To do ->
Search the records for the word "image" and copy every line in which it occurs.

Records supplied ->
BEGIN

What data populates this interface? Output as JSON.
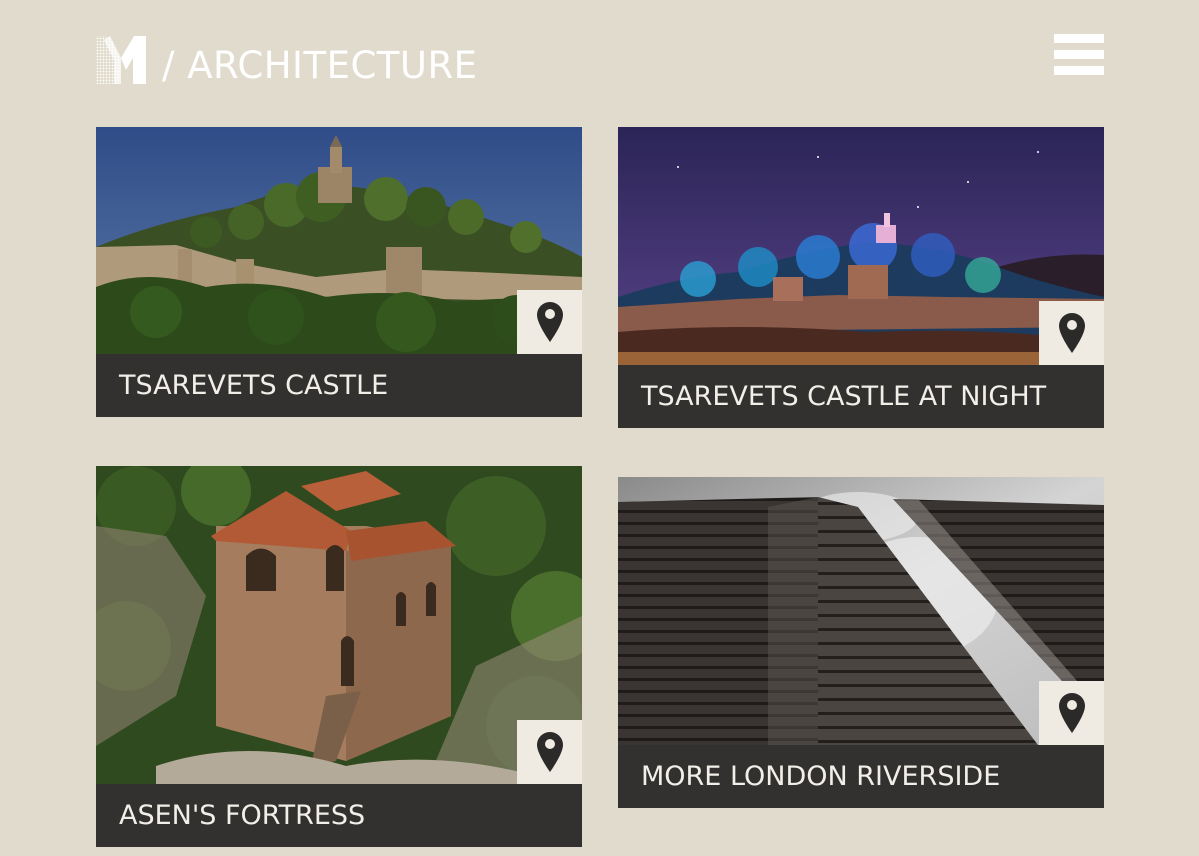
{
  "header": {
    "logo_icon": "m-dotted-logo",
    "section_title": "/ ARCHITECTURE",
    "menu_icon": "hamburger-menu-icon"
  },
  "colors": {
    "background": "#e1dbcd",
    "caption_bg": "#323130",
    "caption_text": "#f2efe9",
    "pin_bg": "#efebe3",
    "pin_icon": "#2b2a29"
  },
  "cards": [
    {
      "title": "TSAREVETS CASTLE",
      "image": "castle-on-hill-day-photo",
      "pin_icon": "map-pin-icon"
    },
    {
      "title": "TSAREVETS CASTLE AT NIGHT",
      "image": "castle-illuminated-night-photo",
      "pin_icon": "map-pin-icon"
    },
    {
      "title": "ASEN'S FORTRESS",
      "image": "stone-church-fortress-photo",
      "pin_icon": "map-pin-icon"
    },
    {
      "title": "MORE LONDON RIVERSIDE",
      "image": "glass-office-buildings-photo",
      "pin_icon": "map-pin-icon"
    }
  ]
}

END

Solved exercise ->
      "image": "castle-on-hill-day-photo",
      "image": "castle-illuminated-night-photo",
      "image": "stone-church-fortress-photo",
      "image": "glass-office-buildings-photo",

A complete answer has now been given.